Monday, June 1, 2015
Weekly Opinion Editorial
by Steve Fair
On October 26, 2001, just over a month after the 9/11 attacks, Congress passed and President George W. Bush signed into the law The Patriot Act. It was designed to help law enforcement have the tools to identify and track terrorists. Key tenets of the 2001 Patriot Act included allowing government the authority to intercept wire, oral, and electronic communications relating to terrorism. It also allowed law enforcement to wiretap suspected terrorists with no court order. It also required that banks report to the government any large withdrawals from bank accounts. Perhaps the most controversial part of the Patriot Act was the bulk data (cell phone/computer usage) the NSA was authorized to collect from the general public and hold it for five years.
Most of the general public was unaware of just how extensive the collecting was until former CIA computer worker Edward Snowden leaked classified documents to the main stream media. Snowden has been charged with violation of the Espionage Act, but he considers himself a whistle-blower. He has been granted temporary asylum in Russia. Some have hailed Snowden as a hero, others a traitor, but whatever your opinion, it is for certain, the government was collecting massive amount of personal information on innocent citizens without their knowledge and we might not have known if Snowden hadn’t ratted on his former employer.
On Sunday night, the U.S. Senate voted allowed the Patriot Act to expire. The U.S. House has already passed a bill- USA Freedom Act- that would shift the data collection from the government to the service providers. The Senate voted 77-17 to take up the House bill this week. The National Security Agency supposedly shut down the bulk metadata collection program officially at 7:44 p.m. Three observations about the debate:
First, the nature of human government is to grow in scope and power. Throughout history, government, including our own, has effectively used fear to keep the folks in line. Fear works best in wartime. In the midst of the war with France, in 1798, the Alien & Sedition Act was passed which increased the residency requirements for American citizenship from five to fourteen years. Designed by Federalists to limit the power of their political opponents, the enforcement ended after Jefferson was elected president in 1800. President Lincoln suspended Habeas Corpus, the legal procedure that prevents the government from holding you indefinitely without showing cause, in the midst of the Civil War. President Roosevelt sent 100,000 Japanese Americans to internment camps after Pearl Harbor, because the general public was scared. This coming from the president who said Americans ‘had nothing to fear but fear itself.’ Government uses fear to increase their power.
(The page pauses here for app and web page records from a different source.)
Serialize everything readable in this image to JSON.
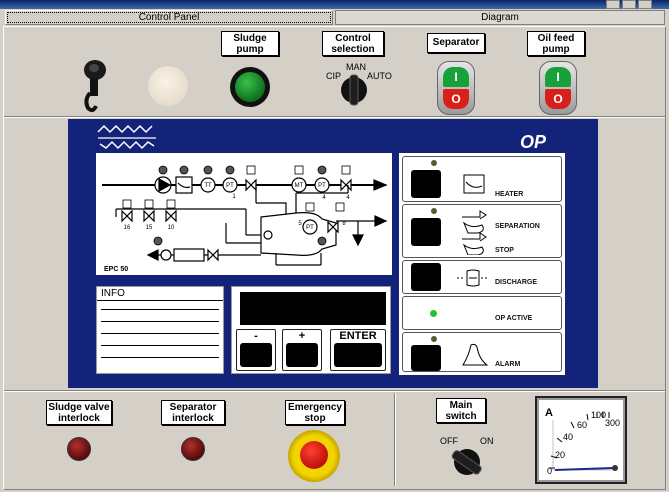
{
  "tabs": {
    "control_panel": "Control Panel",
    "diagram": "Diagram"
  },
  "top_panel": {
    "sludge_pump_label": "Sludge\npump",
    "control_selection_label": "Control\nselection",
    "control_selection_positions": {
      "cip": "CIP",
      "man": "MAN",
      "auto": "AUTO"
    },
    "separator_label": "Separator",
    "oil_feed_pump_label": "Oil feed\npump",
    "start_glyph": "I",
    "stop_glyph": "O"
  },
  "op": {
    "brand": "ALFA LAVAL",
    "title": "OP",
    "epc_label": "EPC 50",
    "info_label": "INFO",
    "diagram_tags": {
      "tt": "TT",
      "pt": "PT",
      "mt": "MT",
      "n1": "1",
      "n4": "4",
      "n4b": "4",
      "n5": "5",
      "n8": "8",
      "n16": "16",
      "n15": "15",
      "n10": "10"
    },
    "keys": {
      "minus": "-",
      "plus": "+",
      "enter": "ENTER"
    },
    "status": {
      "heater": "HEATER",
      "separation": "SEPARATION",
      "stop": "STOP",
      "discharge": "DISCHARGE",
      "op_active": "OP ACTIVE",
      "alarm": "ALARM"
    },
    "colors": {
      "panel_bg": "#13237a",
      "op_active_led": "#22c232"
    }
  },
  "bottom_panel": {
    "sludge_valve_interlock_label": "Sludge valve\ninterlock",
    "separator_interlock_label": "Separator\ninterlock",
    "emergency_stop_label": "Emergency\nstop",
    "main_switch_label": "Main\nswitch",
    "main_switch_positions": {
      "off": "OFF",
      "on": "ON"
    },
    "ammeter": {
      "unit": "A",
      "ticks": [
        "0",
        "20",
        "40",
        "60",
        "100",
        "300"
      ],
      "reading": 0
    }
  }
}
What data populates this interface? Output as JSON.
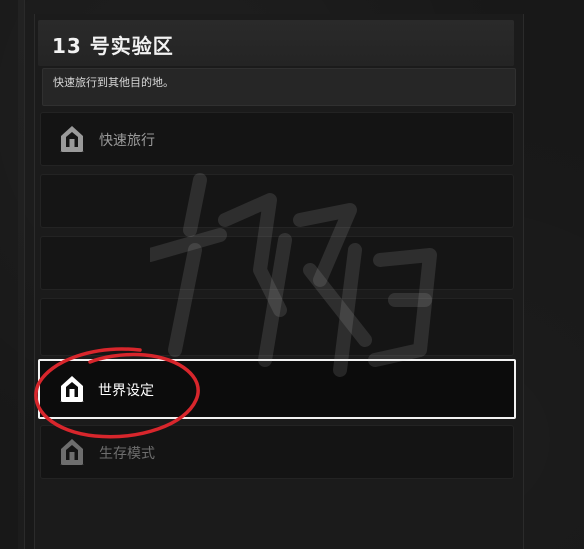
{
  "header": {
    "title": "13 号实验区",
    "description": "快速旅行到其他目的地。"
  },
  "menu": {
    "items": [
      {
        "label": "快速旅行",
        "icon": "base-tower-icon",
        "state": "normal"
      },
      {
        "label": "",
        "state": "empty"
      },
      {
        "label": "",
        "state": "empty"
      },
      {
        "label": "",
        "state": "empty"
      },
      {
        "label": "世界设定",
        "icon": "base-tower-icon",
        "state": "selected"
      },
      {
        "label": "生存模式",
        "icon": "base-tower-icon",
        "state": "dim"
      }
    ]
  },
  "colors": {
    "selected_border": "#f2f2f2",
    "annotation_circle": "#d8262c",
    "watermark": "#d9d9d9"
  }
}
Second, government isn’t the only group to use fear as a tool. Politicians use it- on both sides of the aisle. Conservative politicos tell citizens to fear the government's overreaching authority. Liberals say citizens should fear the conservatives. Debates on issues have evolved into carefully rehearsed speeches pandering to a political base, used to position for re-election or higher office. During the recent debate on the Patriot Act, both sides of the political spectrum used fear as the primary point in their argument. And using fear works. According to a 2005 Gallup poll, teens between 13-17 were asked what they feared most and the top ten in order were: terrorist attacks, spiders, death, being a failure, war, crime or gang violence, being alone, the future, and nuclear war.
Third, what and who should we fear? Should we fear those who can kill us? That would make sense. We should have the God given right to defend ourselves and our loved ones against anyone who wants to kill us. Should we fear those who can disrupt our way of life- hurt us economically? That also seems to make sense, but how do we deal with dishonest merchants and overreaching government? How do we identify those economic enemies? Fear is a human mechanism that can protect us or debilitate us, depending on how we respond to it.It is clear from scripture that government is given the ‘power of the sword,(Romans 13)’ to provide citizens some measure of security, but no government, politician or man can give us true security. Security comes only from God. Jesus said, “And fear not them which kill the body, but are not able to kill the soul: but rather fear him which is able to destroy both soul and body in hell.” The fear of God is the beginning of wisdom, not the fear of government or terrorists.